### What you should do
Write out the following records exactly, each one in full.

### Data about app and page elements
------------
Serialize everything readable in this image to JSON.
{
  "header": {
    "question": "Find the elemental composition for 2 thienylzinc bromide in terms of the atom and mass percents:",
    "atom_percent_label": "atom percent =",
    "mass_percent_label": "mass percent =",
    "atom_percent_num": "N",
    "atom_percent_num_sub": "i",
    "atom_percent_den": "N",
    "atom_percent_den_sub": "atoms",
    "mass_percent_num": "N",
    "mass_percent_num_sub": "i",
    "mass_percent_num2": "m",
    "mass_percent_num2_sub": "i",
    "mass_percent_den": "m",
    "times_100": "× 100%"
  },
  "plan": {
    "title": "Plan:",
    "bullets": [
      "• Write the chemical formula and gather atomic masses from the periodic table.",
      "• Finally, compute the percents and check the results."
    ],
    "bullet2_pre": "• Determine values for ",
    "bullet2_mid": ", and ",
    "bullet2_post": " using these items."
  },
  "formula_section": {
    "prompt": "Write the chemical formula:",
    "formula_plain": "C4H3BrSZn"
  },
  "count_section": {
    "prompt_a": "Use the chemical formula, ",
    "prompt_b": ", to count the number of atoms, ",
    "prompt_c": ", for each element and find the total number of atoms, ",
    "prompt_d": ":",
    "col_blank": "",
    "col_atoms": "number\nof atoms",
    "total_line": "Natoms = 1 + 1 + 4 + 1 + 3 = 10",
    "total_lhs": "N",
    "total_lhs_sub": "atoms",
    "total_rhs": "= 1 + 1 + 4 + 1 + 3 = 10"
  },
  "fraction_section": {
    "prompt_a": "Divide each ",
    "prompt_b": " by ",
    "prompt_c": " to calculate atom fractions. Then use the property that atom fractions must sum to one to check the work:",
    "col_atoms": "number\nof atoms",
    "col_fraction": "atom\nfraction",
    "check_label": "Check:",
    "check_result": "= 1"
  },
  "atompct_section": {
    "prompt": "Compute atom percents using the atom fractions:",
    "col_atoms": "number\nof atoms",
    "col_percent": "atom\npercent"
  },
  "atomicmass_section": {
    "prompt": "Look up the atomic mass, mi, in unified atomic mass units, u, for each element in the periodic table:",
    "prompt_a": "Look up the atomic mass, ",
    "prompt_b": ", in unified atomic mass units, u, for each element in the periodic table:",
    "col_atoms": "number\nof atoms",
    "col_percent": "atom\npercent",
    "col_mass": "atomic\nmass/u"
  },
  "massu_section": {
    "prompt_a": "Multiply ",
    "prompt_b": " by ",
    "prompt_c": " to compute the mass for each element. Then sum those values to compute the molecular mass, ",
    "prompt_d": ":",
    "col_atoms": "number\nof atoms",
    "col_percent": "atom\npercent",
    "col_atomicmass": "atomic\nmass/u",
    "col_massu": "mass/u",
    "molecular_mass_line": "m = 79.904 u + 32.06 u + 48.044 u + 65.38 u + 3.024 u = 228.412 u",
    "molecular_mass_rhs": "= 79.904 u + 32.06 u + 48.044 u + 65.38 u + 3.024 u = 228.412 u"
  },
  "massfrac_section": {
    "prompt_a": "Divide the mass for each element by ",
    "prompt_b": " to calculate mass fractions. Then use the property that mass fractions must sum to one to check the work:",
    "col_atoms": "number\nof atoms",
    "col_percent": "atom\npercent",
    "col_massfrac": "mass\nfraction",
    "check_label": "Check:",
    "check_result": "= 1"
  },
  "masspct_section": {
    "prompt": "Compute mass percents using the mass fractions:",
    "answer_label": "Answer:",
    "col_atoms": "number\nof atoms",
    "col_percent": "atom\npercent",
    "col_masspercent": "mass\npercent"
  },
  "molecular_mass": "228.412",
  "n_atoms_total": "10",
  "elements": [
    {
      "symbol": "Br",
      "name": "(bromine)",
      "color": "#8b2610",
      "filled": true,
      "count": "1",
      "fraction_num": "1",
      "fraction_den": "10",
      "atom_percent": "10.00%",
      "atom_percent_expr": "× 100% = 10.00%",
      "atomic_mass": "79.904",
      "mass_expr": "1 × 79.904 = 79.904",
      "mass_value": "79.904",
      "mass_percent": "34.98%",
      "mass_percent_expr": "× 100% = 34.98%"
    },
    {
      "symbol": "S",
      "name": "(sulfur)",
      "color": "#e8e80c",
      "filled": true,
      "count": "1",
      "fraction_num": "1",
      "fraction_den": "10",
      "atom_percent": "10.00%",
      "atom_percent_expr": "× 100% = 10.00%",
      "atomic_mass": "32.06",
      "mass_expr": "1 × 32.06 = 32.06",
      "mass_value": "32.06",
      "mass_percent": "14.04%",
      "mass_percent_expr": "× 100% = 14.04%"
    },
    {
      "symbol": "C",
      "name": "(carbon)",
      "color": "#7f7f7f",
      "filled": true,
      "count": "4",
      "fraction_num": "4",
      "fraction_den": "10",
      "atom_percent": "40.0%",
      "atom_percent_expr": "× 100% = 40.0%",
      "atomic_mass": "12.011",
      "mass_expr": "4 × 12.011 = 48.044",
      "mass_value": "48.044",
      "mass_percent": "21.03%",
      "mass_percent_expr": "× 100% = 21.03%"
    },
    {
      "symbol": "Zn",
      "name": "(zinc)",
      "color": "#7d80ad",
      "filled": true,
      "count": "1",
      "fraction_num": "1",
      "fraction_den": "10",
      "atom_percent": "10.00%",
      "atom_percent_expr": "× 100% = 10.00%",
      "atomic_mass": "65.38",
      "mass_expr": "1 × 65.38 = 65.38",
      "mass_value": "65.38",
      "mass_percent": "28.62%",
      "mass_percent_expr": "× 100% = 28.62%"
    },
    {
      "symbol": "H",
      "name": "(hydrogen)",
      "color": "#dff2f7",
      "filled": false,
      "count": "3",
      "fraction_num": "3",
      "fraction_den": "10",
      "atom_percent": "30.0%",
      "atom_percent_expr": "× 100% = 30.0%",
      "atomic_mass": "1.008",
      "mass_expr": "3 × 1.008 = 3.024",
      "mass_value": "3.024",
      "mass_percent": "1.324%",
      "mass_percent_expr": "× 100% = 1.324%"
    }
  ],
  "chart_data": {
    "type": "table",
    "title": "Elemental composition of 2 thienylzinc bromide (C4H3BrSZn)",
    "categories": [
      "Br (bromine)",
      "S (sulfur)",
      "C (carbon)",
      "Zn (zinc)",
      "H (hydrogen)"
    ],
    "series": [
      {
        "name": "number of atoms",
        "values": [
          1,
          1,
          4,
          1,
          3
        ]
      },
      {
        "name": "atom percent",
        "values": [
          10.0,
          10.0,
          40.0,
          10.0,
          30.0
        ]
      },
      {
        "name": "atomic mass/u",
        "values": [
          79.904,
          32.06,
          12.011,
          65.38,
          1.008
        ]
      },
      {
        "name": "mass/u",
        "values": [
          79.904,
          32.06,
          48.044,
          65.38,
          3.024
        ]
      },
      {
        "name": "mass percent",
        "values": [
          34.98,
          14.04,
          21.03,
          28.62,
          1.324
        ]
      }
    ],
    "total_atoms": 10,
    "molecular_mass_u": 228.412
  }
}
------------
### Result
Serialize everything readable in this image to JSON.
{
  "header": {
    "question": "Find the elemental composition for 2 thienylzinc bromide in terms of the atom and mass percents:",
    "atom_percent_label": "atom percent =",
    "mass_percent_label": "mass percent =",
    "atom_percent_num": "N",
    "atom_percent_num_sub": "i",
    "atom_percent_den": "N",
    "atom_percent_den_sub": "atoms",
    "mass_percent_num": "N",
    "mass_percent_num_sub": "i",
    "mass_percent_num2": "m",
    "mass_percent_num2_sub": "i",
    "mass_percent_den": "m",
    "times_100": "× 100%"
  },
  "plan": {
    "title": "Plan:",
    "bullets": [
      "• Write the chemical formula and gather atomic masses from the periodic table.",
      "• Finally, compute the percents and check the results."
    ],
    "bullet2_pre": "• Determine values for ",
    "bullet2_mid": ", and ",
    "bullet2_post": " using these items."
  },
  "formula_section": {
    "prompt": "Write the chemical formula:",
    "formula_plain": "C4H3BrSZn"
  },
  "count_section": {
    "prompt_a": "Use the chemical formula, ",
    "prompt_b": ", to count the number of atoms, ",
    "prompt_c": ", for each element and find the total number of atoms, ",
    "prompt_d": ":",
    "col_blank": "",
    "col_atoms": "number\nof atoms",
    "total_line": "Natoms = 1 + 1 + 4 + 1 + 3 = 10",
    "total_lhs": "N",
    "total_lhs_sub": "atoms",
    "total_rhs": "= 1 + 1 + 4 + 1 + 3 = 10"
  },
  "fraction_section": {
    "prompt_a": "Divide each ",
    "prompt_b": " by ",
    "prompt_c": " to calculate atom fractions. Then use the property that atom fractions must sum to one to check the work:",
    "col_atoms": "number\nof atoms",
    "col_fraction": "atom\nfraction",
    "check_label": "Check:",
    "check_result": "= 1"
  },
  "atompct_section": {
    "prompt": "Compute atom percents using the atom fractions:",
    "col_atoms": "number\nof atoms",
    "col_percent": "atom\npercent"
  },
  "atomicmass_section": {
    "prompt": "Look up the atomic mass, mi, in unified atomic mass units, u, for each element in the periodic table:",
    "prompt_a": "Look up the atomic mass, ",
    "prompt_b": ", in unified atomic mass units, u, for each element in the periodic table:",
    "col_atoms": "number\nof atoms",
    "col_percent": "atom\npercent",
    "col_mass": "atomic\nmass/u"
  },
  "massu_section": {
    "prompt_a": "Multiply ",
    "prompt_b": " by ",
    "prompt_c": " to compute the mass for each element. Then sum those values to compute the molecular mass, ",
    "prompt_d": ":",
    "col_atoms": "number\nof atoms",
    "col_percent": "atom\npercent",
    "col_atomicmass": "atomic\nmass/u",
    "col_massu": "mass/u",
    "molecular_mass_line": "m = 79.904 u + 32.06 u + 48.044 u + 65.38 u + 3.024 u = 228.412 u",
    "molecular_mass_rhs": "= 79.904 u + 32.06 u + 48.044 u + 65.38 u + 3.024 u = 228.412 u"
  },
  "massfrac_section": {
    "prompt_a": "Divide the mass for each element by ",
    "prompt_b": " to calculate mass fractions. Then use the property that mass fractions must sum to one to check the work:",
    "col_atoms": "number\nof atoms",
    "col_percent": "atom\npercent",
    "col_massfrac": "mass\nfraction",
    "check_label": "Check:",
    "check_result": "= 1"
  },
  "masspct_section": {
    "prompt": "Compute mass percents using the mass fractions:",
    "answer_label": "Answer:",
    "col_atoms": "number\nof atoms",
    "col_percent": "atom\npercent",
    "col_masspercent": "mass\npercent"
  },
  "molecular_mass": "228.412",
  "n_atoms_total": "10",
  "elements": [
    {
      "symbol": "Br",
      "name": "(bromine)",
      "color": "#8b2610",
      "filled": true,
      "count": "1",
      "fraction_num": "1",
      "fraction_den": "10",
      "atom_percent": "10.00%",
      "atom_percent_expr": "× 100% = 10.00%",
      "atomic_mass": "79.904",
      "mass_expr": "1 × 79.904 = 79.904",
      "mass_value": "79.904",
      "mass_percent": "34.98%",
      "mass_percent_expr": "× 100% = 34.98%"
    },
    {
      "symbol": "S",
      "name": "(sulfur)",
      "color": "#e8e80c",
      "filled": true,
      "count": "1",
      "fraction_num": "1",
      "fraction_den": "10",
      "atom_percent": "10.00%",
      "atom_percent_expr": "× 100% = 10.00%",
      "atomic_mass": "32.06",
      "mass_expr": "1 × 32.06 = 32.06",
      "mass_value": "32.06",
      "mass_percent": "14.04%",
      "mass_percent_expr": "× 100% = 14.04%"
    },
    {
      "symbol": "C",
      "name": "(carbon)",
      "color": "#7f7f7f",
      "filled": true,
      "count": "4",
      "fraction_num": "4",
      "fraction_den": "10",
      "atom_percent": "40.0%",
      "atom_percent_expr": "× 100% = 40.0%",
      "atomic_mass": "12.011",
      "mass_expr": "4 × 12.011 = 48.044",
      "mass_value": "48.044",
      "mass_percent": "21.03%",
      "mass_percent_expr": "× 100% = 21.03%"
    },
    {
      "symbol": "Zn",
      "name": "(zinc)",
      "color": "#7d80ad",
      "filled": true,
      "count": "1",
      "fraction_num": "1",
      "fraction_den": "10",
      "atom_percent": "10.00%",
      "atom_percent_expr": "× 100% = 10.00%",
      "atomic_mass": "65.38",
      "mass_expr": "1 × 65.38 = 65.38",
      "mass_value": "65.38",
      "mass_percent": "28.62%",
      "mass_percent_expr": "× 100% = 28.62%"
    },
    {
      "symbol": "H",
      "name": "(hydrogen)",
      "color": "#dff2f7",
      "filled": false,
      "count": "3",
      "fraction_num": "3",
      "fraction_den": "10",
      "atom_percent": "30.0%",
      "atom_percent_expr": "× 100% = 30.0%",
      "atomic_mass": "1.008",
      "mass_expr": "3 × 1.008 = 3.024",
      "mass_value": "3.024",
      "mass_percent": "1.324%",
      "mass_percent_expr": "× 100% = 1.324%"
    }
  ],
  "chart_data": {
    "type": "table",
    "title": "Elemental composition of 2 thienylzinc bromide (C4H3BrSZn)",
    "categories": [
      "Br (bromine)",
      "S (sulfur)",
      "C (carbon)",
      "Zn (zinc)",
      "H (hydrogen)"
    ],
    "series": [
      {
        "name": "number of atoms",
        "values": [
          1,
          1,
          4,
          1,
          3
        ]
      },
      {
        "name": "atom percent",
        "values": [
          10.0,
          10.0,
          40.0,
          10.0,
          30.0
        ]
      },
      {
        "name": "atomic mass/u",
        "values": [
          79.904,
          32.06,
          12.011,
          65.38,
          1.008
        ]
      },
      {
        "name": "mass/u",
        "values": [
          79.904,
          32.06,
          48.044,
          65.38,
          3.024
        ]
      },
      {
        "name": "mass percent",
        "values": [
          34.98,
          14.04,
          21.03,
          28.62,
          1.324
        ]
      }
    ],
    "total_atoms": 10,
    "molecular_mass_u": 228.412
  }
}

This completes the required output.